**Data records:**
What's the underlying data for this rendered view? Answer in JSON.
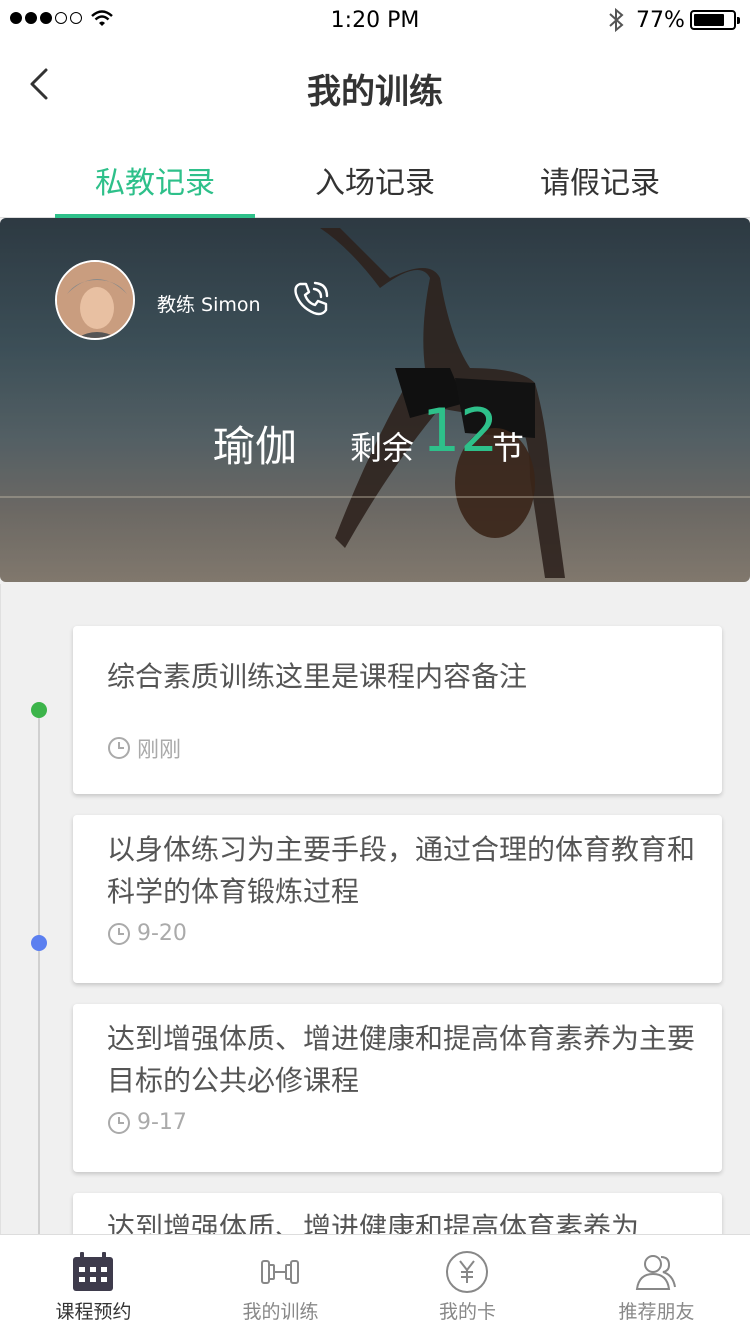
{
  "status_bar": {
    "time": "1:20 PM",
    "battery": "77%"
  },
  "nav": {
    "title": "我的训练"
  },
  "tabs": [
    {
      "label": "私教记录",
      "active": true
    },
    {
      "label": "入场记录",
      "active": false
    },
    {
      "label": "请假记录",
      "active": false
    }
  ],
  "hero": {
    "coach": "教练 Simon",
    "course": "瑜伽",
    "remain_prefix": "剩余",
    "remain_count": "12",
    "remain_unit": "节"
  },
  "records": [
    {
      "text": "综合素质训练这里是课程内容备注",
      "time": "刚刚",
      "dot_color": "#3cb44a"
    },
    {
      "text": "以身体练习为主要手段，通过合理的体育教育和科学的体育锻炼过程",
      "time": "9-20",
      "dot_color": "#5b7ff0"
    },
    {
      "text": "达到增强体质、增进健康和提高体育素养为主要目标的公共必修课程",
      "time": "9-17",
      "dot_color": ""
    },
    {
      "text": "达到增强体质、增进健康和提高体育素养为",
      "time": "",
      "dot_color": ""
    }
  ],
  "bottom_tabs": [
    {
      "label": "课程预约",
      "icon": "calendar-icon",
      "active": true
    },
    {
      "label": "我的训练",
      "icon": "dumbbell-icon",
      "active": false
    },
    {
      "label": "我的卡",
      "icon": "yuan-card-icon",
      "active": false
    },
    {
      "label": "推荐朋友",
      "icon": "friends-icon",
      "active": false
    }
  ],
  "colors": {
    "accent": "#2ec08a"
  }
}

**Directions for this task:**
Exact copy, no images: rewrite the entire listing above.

**Response to the task:**
What's the underlying data for this rendered view? Answer in JSON.
{
  "status_bar": {
    "time": "1:20 PM",
    "battery": "77%"
  },
  "nav": {
    "title": "我的训练"
  },
  "tabs": [
    {
      "label": "私教记录",
      "active": true
    },
    {
      "label": "入场记录",
      "active": false
    },
    {
      "label": "请假记录",
      "active": false
    }
  ],
  "hero": {
    "coach": "教练 Simon",
    "course": "瑜伽",
    "remain_prefix": "剩余",
    "remain_count": "12",
    "remain_unit": "节"
  },
  "records": [
    {
      "text": "综合素质训练这里是课程内容备注",
      "time": "刚刚",
      "dot_color": "#3cb44a"
    },
    {
      "text": "以身体练习为主要手段，通过合理的体育教育和科学的体育锻炼过程",
      "time": "9-20",
      "dot_color": "#5b7ff0"
    },
    {
      "text": "达到增强体质、增进健康和提高体育素养为主要目标的公共必修课程",
      "time": "9-17",
      "dot_color": ""
    },
    {
      "text": "达到增强体质、增进健康和提高体育素养为",
      "time": "",
      "dot_color": ""
    }
  ],
  "bottom_tabs": [
    {
      "label": "课程预约",
      "icon": "calendar-icon",
      "active": true
    },
    {
      "label": "我的训练",
      "icon": "dumbbell-icon",
      "active": false
    },
    {
      "label": "我的卡",
      "icon": "yuan-card-icon",
      "active": false
    },
    {
      "label": "推荐朋友",
      "icon": "friends-icon",
      "active": false
    }
  ],
  "colors": {
    "accent": "#2ec08a"
  }
}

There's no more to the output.